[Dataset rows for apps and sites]
--- START ---

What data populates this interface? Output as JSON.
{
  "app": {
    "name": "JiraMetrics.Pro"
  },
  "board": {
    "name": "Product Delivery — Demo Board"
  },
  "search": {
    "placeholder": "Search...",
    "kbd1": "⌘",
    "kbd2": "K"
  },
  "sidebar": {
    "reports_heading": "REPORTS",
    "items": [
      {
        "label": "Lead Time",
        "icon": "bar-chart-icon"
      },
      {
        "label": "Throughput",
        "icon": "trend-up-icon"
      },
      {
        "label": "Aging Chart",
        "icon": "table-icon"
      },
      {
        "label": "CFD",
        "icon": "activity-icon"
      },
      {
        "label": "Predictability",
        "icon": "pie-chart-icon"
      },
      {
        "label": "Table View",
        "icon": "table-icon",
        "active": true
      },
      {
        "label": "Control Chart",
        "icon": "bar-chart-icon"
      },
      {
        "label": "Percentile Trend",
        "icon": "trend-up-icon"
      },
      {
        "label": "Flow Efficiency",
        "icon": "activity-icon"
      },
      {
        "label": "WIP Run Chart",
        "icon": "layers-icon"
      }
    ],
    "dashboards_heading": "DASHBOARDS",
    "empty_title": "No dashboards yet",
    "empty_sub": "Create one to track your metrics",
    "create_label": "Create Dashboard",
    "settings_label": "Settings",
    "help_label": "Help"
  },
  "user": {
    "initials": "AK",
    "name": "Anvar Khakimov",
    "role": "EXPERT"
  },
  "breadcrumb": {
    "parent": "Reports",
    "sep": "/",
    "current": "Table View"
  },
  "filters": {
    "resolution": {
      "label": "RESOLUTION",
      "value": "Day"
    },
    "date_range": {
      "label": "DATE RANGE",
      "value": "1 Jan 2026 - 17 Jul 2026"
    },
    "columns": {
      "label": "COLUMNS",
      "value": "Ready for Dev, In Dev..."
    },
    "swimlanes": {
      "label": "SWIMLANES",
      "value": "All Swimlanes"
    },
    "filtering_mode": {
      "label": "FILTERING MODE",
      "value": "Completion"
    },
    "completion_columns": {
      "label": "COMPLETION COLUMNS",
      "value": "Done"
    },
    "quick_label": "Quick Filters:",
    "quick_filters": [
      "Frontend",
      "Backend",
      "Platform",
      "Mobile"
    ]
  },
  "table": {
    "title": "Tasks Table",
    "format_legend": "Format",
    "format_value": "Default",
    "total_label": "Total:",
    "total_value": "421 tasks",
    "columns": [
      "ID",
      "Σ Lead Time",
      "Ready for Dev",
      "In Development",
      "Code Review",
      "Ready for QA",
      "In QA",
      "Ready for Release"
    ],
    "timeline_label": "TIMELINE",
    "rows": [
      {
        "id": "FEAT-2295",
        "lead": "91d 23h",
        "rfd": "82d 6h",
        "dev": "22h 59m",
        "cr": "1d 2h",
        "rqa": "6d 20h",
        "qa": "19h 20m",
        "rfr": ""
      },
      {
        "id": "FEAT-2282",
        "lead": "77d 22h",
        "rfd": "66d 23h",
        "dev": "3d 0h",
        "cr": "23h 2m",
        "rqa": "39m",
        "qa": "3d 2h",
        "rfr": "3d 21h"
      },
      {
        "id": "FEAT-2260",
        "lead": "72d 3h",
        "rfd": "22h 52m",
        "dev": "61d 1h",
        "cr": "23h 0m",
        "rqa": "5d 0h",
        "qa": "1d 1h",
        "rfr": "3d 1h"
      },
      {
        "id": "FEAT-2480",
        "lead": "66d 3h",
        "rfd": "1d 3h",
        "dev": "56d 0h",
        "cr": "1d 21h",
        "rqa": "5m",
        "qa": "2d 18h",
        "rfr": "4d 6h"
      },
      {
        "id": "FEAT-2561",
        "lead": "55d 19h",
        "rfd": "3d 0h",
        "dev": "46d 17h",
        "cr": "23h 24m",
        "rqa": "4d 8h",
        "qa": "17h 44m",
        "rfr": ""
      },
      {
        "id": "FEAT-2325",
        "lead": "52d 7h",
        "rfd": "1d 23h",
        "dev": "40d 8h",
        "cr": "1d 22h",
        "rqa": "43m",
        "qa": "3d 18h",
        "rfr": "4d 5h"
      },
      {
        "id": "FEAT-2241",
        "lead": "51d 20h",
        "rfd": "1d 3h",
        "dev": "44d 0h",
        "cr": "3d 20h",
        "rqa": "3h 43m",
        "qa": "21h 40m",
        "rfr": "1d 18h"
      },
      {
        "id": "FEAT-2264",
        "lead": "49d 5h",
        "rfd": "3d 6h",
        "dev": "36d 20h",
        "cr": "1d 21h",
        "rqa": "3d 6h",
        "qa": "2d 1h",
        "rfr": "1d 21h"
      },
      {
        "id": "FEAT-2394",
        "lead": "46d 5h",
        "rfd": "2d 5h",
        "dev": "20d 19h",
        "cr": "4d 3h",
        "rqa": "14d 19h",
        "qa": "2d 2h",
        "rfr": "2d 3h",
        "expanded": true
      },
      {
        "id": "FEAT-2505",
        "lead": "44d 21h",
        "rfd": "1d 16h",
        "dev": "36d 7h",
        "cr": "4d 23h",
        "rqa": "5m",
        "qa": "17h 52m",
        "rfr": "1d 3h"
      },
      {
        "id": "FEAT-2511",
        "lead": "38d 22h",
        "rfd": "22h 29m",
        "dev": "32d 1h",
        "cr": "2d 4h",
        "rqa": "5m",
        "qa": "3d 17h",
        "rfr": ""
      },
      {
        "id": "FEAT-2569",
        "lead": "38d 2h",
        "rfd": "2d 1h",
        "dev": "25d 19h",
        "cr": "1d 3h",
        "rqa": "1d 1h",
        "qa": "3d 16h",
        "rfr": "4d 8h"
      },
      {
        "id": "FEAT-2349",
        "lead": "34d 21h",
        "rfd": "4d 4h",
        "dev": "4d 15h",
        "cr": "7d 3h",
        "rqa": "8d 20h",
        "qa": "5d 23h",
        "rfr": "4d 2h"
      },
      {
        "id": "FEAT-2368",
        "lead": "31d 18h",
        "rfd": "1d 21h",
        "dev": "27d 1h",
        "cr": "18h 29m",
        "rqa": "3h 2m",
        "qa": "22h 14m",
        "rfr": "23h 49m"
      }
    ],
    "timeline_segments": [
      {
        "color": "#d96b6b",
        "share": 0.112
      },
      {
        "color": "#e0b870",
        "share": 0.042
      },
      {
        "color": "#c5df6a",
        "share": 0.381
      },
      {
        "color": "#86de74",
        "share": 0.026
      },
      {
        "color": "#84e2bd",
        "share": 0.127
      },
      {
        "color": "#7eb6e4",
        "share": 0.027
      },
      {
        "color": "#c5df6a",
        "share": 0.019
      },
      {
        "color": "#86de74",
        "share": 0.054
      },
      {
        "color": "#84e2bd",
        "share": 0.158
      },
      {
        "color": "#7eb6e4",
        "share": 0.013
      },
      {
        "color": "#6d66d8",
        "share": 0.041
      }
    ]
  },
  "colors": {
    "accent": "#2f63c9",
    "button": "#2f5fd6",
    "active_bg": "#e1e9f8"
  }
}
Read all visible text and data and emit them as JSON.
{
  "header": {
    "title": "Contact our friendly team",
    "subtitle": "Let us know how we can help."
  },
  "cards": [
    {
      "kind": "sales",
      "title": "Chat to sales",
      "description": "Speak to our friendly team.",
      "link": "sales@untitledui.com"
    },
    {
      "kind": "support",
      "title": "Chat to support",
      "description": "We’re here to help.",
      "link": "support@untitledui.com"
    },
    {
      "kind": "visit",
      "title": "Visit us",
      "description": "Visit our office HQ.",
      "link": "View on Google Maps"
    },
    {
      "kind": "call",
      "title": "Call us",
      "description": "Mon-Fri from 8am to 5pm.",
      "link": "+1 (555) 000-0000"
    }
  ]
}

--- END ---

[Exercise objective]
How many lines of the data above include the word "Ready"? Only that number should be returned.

[Answer below]
4